____ ENTRIES SHOWN
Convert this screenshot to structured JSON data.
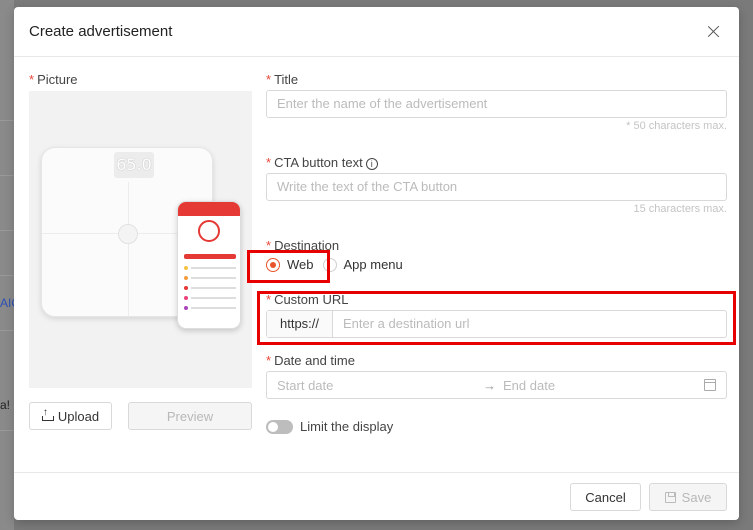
{
  "background": {
    "fragments": [
      "AIC",
      "a!"
    ]
  },
  "modal": {
    "title": "Create advertisement",
    "required_mark": "*",
    "picture": {
      "label": "Picture",
      "scale_reading": "65.0",
      "upload_label": "Upload",
      "preview_label": "Preview"
    },
    "title_field": {
      "label": "Title",
      "placeholder": "Enter the name of the advertisement",
      "hint": "* 50 characters max."
    },
    "cta_field": {
      "label": "CTA button text",
      "info_glyph": "i",
      "placeholder": "Write the text of the CTA button",
      "hint": "15 characters max."
    },
    "destination": {
      "label": "Destination",
      "options": [
        {
          "label": "Web",
          "checked": true
        },
        {
          "label": "App menu",
          "checked": false
        }
      ]
    },
    "custom_url": {
      "label": "Custom URL",
      "prefix": "https://",
      "placeholder": "Enter a destination url"
    },
    "date_time": {
      "label": "Date and time",
      "start_placeholder": "Start date",
      "arrow": "→",
      "end_placeholder": "End date"
    },
    "limit_display": {
      "label": "Limit the display",
      "enabled": false
    },
    "footer": {
      "cancel_label": "Cancel",
      "save_label": "Save"
    }
  },
  "colors": {
    "accent": "#e8552b",
    "required": "#e8473a",
    "highlight": "#e60000"
  }
}
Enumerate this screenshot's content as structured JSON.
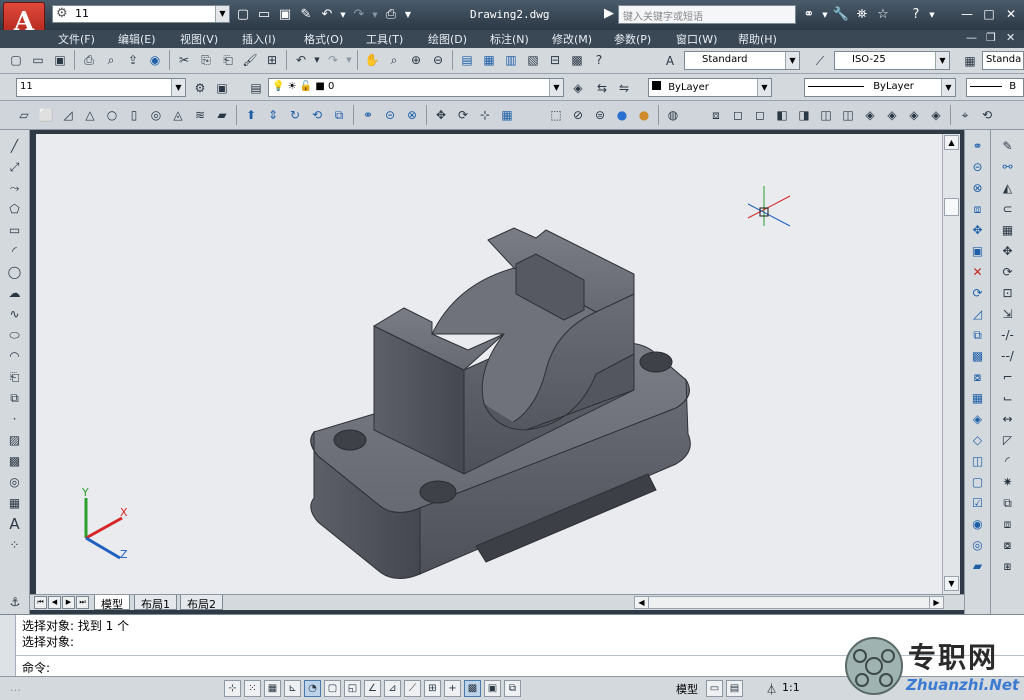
{
  "app": {
    "logo_letter": "A",
    "workspace": "11",
    "doc_title": "Drawing2.dwg",
    "search_placeholder": "键入关键字或短语",
    "window_buttons": [
      "—",
      "□",
      "✕"
    ]
  },
  "menus": [
    "文件(F)",
    "编辑(E)",
    "视图(V)",
    "插入(I)",
    "格式(O)",
    "工具(T)",
    "绘图(D)",
    "标注(N)",
    "修改(M)",
    "参数(P)",
    "窗口(W)",
    "帮助(H)"
  ],
  "styles": {
    "text_style": "Standard",
    "dim_style": "ISO-25",
    "table_style": "Standa"
  },
  "layers": {
    "workspace_combo": "11",
    "layer_name": "0",
    "color": "ByLayer",
    "linetype": "ByLayer",
    "lineweight": "B"
  },
  "layout_tabs": [
    "模型",
    "布局1",
    "布局2"
  ],
  "command": {
    "history": [
      "选择对象: 找到 1 个",
      "选择对象:"
    ],
    "prompt": "命令:"
  },
  "status": {
    "model_label": "模型",
    "annotation_scale": "1:1"
  },
  "ucs": {
    "x": "X",
    "y": "Y",
    "z": "Z"
  },
  "watermark": {
    "zh": "专职网",
    "en": "Zhuanzhi.Net"
  },
  "colors": {
    "accent": "#1e5fa8",
    "model_fill": "#5a5d66",
    "canvas_bg": "#e9ebee"
  }
}
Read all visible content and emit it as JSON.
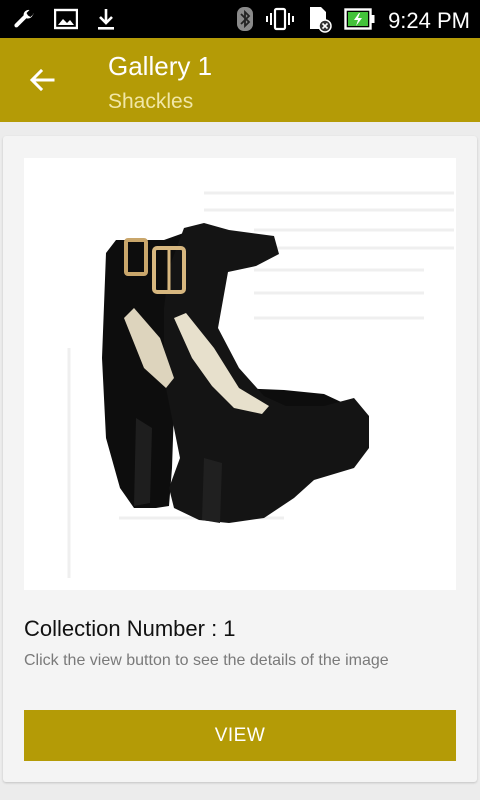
{
  "status_bar": {
    "time": "9:24 PM",
    "icons": [
      "wrench-icon",
      "image-icon",
      "download-icon",
      "bluetooth-icon",
      "vibrate-icon",
      "sd-card-icon",
      "battery-charging-icon"
    ]
  },
  "toolbar": {
    "title": "Gallery 1",
    "subtitle": "Shackles",
    "back_icon": "arrow-left-icon"
  },
  "card": {
    "image_alt_icon": "platform-heel-shoe-image",
    "heading": "Collection Number : 1",
    "description": "Click the view button to see the details of the image",
    "button_label": "VIEW"
  },
  "colors": {
    "accent": "#b49b06",
    "subtitle": "#f1e7a6",
    "background": "#ececec"
  }
}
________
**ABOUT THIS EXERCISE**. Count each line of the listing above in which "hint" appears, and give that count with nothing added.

**EXERCISE OUTPUT**. 2